Emerson, Ralph Waldo. “Friendship.” Essays, First Series, 1841, https://archive.vcu.edu/english/engweb/transcendentalism/authors/emerson/essays/friendship.html.
Herman, David. “Modernist Life Writing and Nonhuman Lives: Ecologies of Experience in Virginia Woolf’s Flush.” MFS: Modern Fiction Studies, vol. 59, no. 3, 2013, pp. 547-568. EBSCOhost, doi:10.1353/mfs.2013.0034.
Macadré, Pauline. “‘Solving the Problem of Reality’ in Virginia Woolf’s Flush/Virginia Woolf et Le Chien Flush: «Résoudre Le Problème de La Réalité».” Cahiers Victoriens et Edouardiens: Revue Du Centre d’Etudes et de Recherches Victoriennes et Edouardiennes.Woolf, Virginia. Flush: A Biography. Vintage Classics, 2018

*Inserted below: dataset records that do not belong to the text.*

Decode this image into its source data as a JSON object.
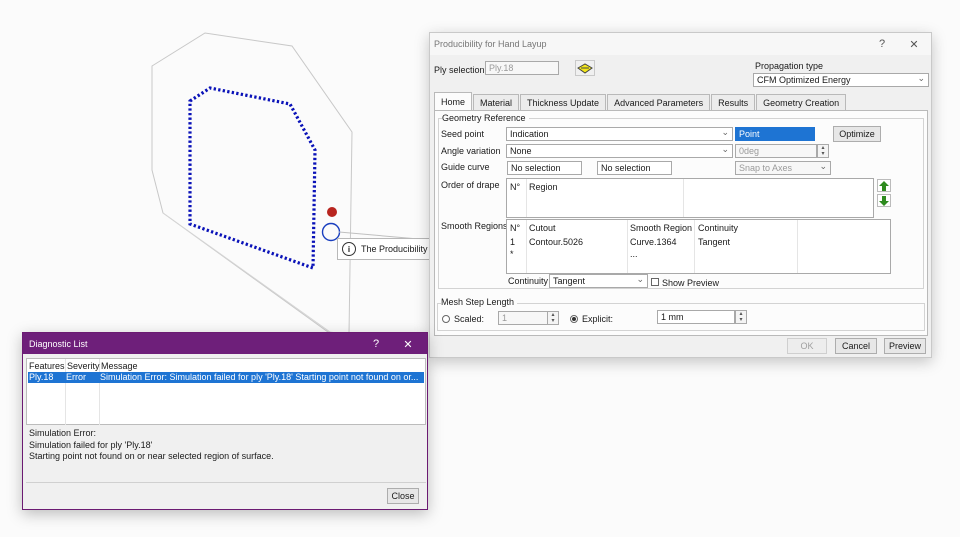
{
  "viewport": {
    "callout_text": "The Producibility"
  },
  "hand_layup": {
    "title": "Producibility for Hand Layup",
    "help": "?",
    "close": "✕",
    "ply_selection_label": "Ply selection",
    "ply_selection_value": "Ply.18",
    "propagation_type_label": "Propagation type",
    "propagation_type_value": "CFM Optimized Energy",
    "tabs": [
      "Home",
      "Material",
      "Thickness Update",
      "Advanced Parameters",
      "Results",
      "Geometry Creation"
    ],
    "geometry_reference": {
      "group": "Geometry Reference",
      "seed_point_label": "Seed point",
      "seed_point_value": "Indication",
      "point_value": "Point",
      "optimize": "Optimize",
      "angle_variation_label": "Angle variation",
      "angle_variation_value": "None",
      "angle_value": "0deg",
      "guide_curve_label": "Guide curve",
      "guide_curve_1": "No selection",
      "guide_curve_2": "No selection",
      "snap_to_axes": "Snap to Axes",
      "order_of_drape_label": "Order of drape",
      "drape_headers": [
        "N°",
        "Region"
      ],
      "smooth_regions_label": "Smooth Regions",
      "smooth_headers": [
        "N°",
        "Cutout",
        "Smooth Region",
        "Continuity"
      ],
      "smooth_rows": [
        [
          "1",
          "Contour.5026",
          "Curve.1364",
          "Tangent"
        ],
        [
          "*",
          "",
          "...",
          ""
        ]
      ],
      "continuity_label": "Continuity",
      "continuity_value": "Tangent",
      "show_preview": "Show Preview"
    },
    "mesh_step": {
      "group": "Mesh Step Length",
      "scaled_label": "Scaled:",
      "scaled_value": "1",
      "explicit_label": "Explicit:",
      "explicit_value": "1 mm"
    },
    "buttons": {
      "ok": "OK",
      "cancel": "Cancel",
      "preview": "Preview"
    }
  },
  "diagnostic": {
    "title": "Diagnostic List",
    "help": "?",
    "close": "✕",
    "headers": [
      "Features",
      "Severity",
      "Message"
    ],
    "row": {
      "feature": "Ply.18",
      "severity": "Error",
      "message": "Simulation Error:   Simulation failed for ply 'Ply.18'   Starting point not found on or..."
    },
    "detail": [
      "Simulation Error:",
      "Simulation failed for ply 'Ply.18'",
      "Starting point not found on or near selected region of surface."
    ],
    "close_button": "Close"
  },
  "colors": {
    "diagnostic_title_bg": "#6e1f7a",
    "selection_blue": "#1e74d3",
    "dotted_path": "#0a12b8",
    "seed_marker": "#b8251f"
  }
}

Woolf, Virginia. Flush: A Biography. Vintage Classics, 2018.